Anda di halaman 1dari 8

Running Head: RECYCLING AGAINST RADIATION 1

Recycling Against Radiation

George French and Zane Vandivere

2/7/19

Dr. Psaker
Recycling Against Radiation 2

Goals

For this upcoming month, our primary goal is data collection. Due to unforeseen

setbacks, we have postponed the data collection to a later date. We plan on definitely collecting

the data this month; our goal is to perform the experiment within two weeks. It is imperative that

we collect our data this month in order to prepare for the extensive data analysis necessary for

the science fair in this coming March.


Recycling Against Radiation 3

Accomplishments

Since our last progress report, we have completed all of our recycled HDPE shields.

Some shields came out too thick or thin and we had to go back and fix them by cutting/sanding

them or adding more plastic. We have also responded to new issues on Scienteer about data

analysis and X-ray safety in our experiment. We have added to our data analysis plan, which can

be found in the Data and Results section. We researched different types of statistical tests and

found the independent t-test would fit best with our data. We also found some tests we would

have to perform to ensure the data met all the necessary qualifications before performing the

t-test as well as ways to make the data meet these requirements if it did not. All sites from our

research are in the References section.


Recycling Against Radiation 4

Figure 1: This figure shows the first 6” by 12” plastic slab as it was being cut in half to make two

shields.
Recycling Against Radiation 5

Figure 2: This figure shows the two separated shields directly after they were removed from the

pancake griddle.

Figure 3: These are three of the five total recycled HDPE radiation shields that we have prepared

for this experiment.


Recycling Against Radiation 6

Materials and Methods

Materials​:

- Pure (non-recycled) HDPE sheets

- Recycled HDPE sheets

- X-ray machine

- Geiger counter

- Sanding tools

Procedure​:

Testing plastic sheets

1. The first measurement taken must be the control.
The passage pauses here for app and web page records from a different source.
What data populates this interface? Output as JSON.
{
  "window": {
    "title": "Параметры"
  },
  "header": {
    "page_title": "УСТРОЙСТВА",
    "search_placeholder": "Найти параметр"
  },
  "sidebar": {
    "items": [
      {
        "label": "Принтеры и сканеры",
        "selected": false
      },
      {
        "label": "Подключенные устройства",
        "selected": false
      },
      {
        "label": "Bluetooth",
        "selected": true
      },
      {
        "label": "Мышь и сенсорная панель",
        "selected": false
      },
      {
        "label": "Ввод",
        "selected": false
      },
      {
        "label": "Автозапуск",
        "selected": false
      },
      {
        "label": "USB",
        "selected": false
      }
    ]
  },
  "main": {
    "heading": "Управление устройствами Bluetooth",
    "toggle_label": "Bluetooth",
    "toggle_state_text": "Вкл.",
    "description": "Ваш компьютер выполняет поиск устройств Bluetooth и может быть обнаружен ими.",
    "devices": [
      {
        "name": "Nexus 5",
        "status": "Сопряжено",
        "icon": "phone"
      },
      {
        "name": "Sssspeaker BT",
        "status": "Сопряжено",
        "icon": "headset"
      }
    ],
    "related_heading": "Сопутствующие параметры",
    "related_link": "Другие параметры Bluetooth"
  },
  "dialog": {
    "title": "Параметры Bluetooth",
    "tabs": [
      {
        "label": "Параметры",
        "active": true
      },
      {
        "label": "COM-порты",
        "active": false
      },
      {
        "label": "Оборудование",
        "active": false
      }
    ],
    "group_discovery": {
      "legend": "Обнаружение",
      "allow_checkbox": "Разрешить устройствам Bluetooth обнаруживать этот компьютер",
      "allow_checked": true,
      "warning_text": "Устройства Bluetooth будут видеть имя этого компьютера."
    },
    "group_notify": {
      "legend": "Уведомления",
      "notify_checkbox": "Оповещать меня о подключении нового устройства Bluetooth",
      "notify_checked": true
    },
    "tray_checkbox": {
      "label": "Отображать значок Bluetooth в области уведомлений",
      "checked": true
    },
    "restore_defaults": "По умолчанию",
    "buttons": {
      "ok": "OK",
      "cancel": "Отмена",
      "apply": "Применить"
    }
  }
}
This should be done by simply

measuring the output radiation of the X-ray machine with no barriers. All

measurements should be taken for a duration of about 10 seconds.

2. After measuring and recording the control, one 1/2” HDPE sheet should be placed

in a position where it visibly would be hit by all x-rays travelling to the geiger

counter. Record the geiger counter readings with radiation exposure.

3. Repeat step 2 four more times, adding another 1/2” HDPE sheet directly in front

of the original sheet for each trial. For every trial, make sure that the position of

the HDPE stack does not move.


Recycling Against Radiation 7

Data and Results

After all data is recorded, as detailed in the procedure, the averages can be calculated for

each of the trials. The normality of the data and variance between each data set can be found

using a Shapiro-Wilk Test and Levene's Test, respectfully. If the data is normal and the variance

between the data sets is homogeneous, then an Independent T-Test can be performed to find the

similarity between the recycled HDPE and non-recycled HDPE data sets. If the data is not

normal, normalize it using Excel's standardize function; if the variance between the data is too

large, use an adjustment to the degrees of freedom using the Welch-Satterthwaite method. The

T-Test will then be possible. All this can and should be done in Microsoft Excel.

Create graphs using average dosage levels (measured in rads, rems, or microsieverts) as

the dependent variable and the thickness (in inches) of the HDPE stacks as the independent

variable for both data sets. Find the relationship (linear, quadratic, exponential, etc) of the

graphs. Compare the average rate of change for each graph using percent difference. The percent

difference formula is shown here:

percent difference = |pure trial - recycled trial| / (average of the pure and recycled trials)

The highest percent difference that we will accept as support for our hypothesis is 25%. Above

this number, our results support the null hypothesis.


Recycling Against Radiation 8

References

Independent t-test for two samples. (n.d.). Retrieved February 6, 2019, from

https://statistics.laerd.com/statistical-guides/independent-t-test-statistical-guide.php​.

LaMarco, N. (2018, August 24). How to Normalize in Excel. Retrieved February 6, 2019, from

https://smallbusiness.chron.com/normalize-excel-36009.html​.

Zaiontz, C. (n.d.). Shapiro-Wilk Original Test. Retrieved February 6, 2019, from

http://www.real-statistics.com/tests-normality-and-symmetry/statistical-tests-normality-s

ymmetry/shapiro-wilk-test/​.

Zaiontz, C. (n.d.). Levene's Test. Retrieved February 6, 2019, from

http://www.real-statistics.com/one-way-analysis-of-variance-anova/homogeneity-varianc

es/levenes-test/​.

Zaiontz, C. (n.d.). Welch's ANOVA Test. Retrieved February 6, 2019, from

https://www.real-statistics.com/one-way-analysis-of-variance-anova/welchs-procedure/​.